One of Seneca Resources contractors monitors the filling of the water tanks during a hydraulic fracturing job. The lines and hoses are used to transfer water from the water impoundment (pond) to these tanks where it is gathered to be pumped into the well.
The process called hydraulic fracturing or "hydrofracing," involves pumping water mixed with sand and a very minimal amount of chemicals into the well at a very high pressure to fracture the formation and allow the natural gas to flow freely.

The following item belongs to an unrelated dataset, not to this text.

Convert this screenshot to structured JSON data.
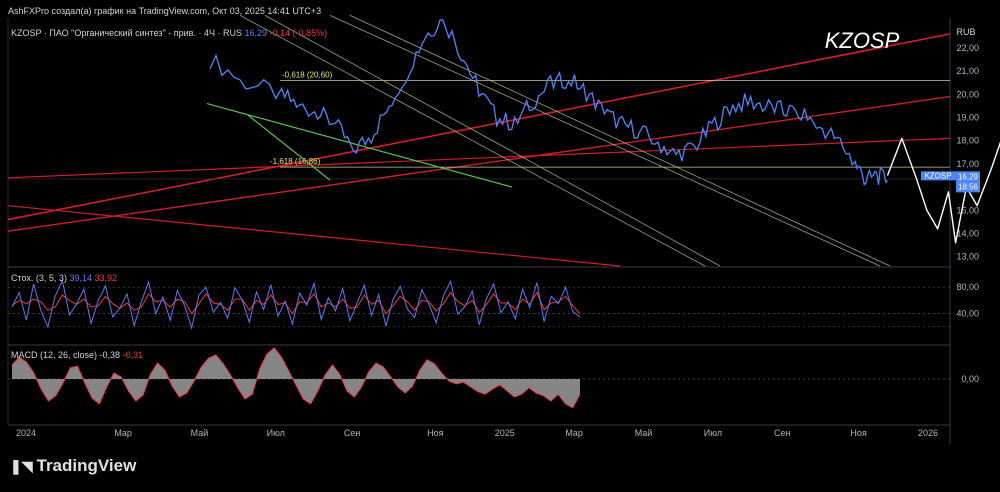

Once the fracturing process is completed, Seneca removes fluids from the well and recycles the water, sand and chemical mixture, (referred to as "frac fluid"), to use in other well operations. Any frac fluid that is not recycled is treated to remove and clean the water. Seneca's goal is to recycle 100 percent of all frac fluid, resulting in zero discharge in its operations. Seneca is also working toward developing beneficial use applications for its drill cuttings and/or frac fluid - for example, attempting to recycle and re-use filtered and treated flowback and production waters. Seneca is committed to being best in class, employing best practices in its operations and being a good steward of the environment. Evidence of this commitment is Seneca's water usage policies as well as its frac fluid recycling program.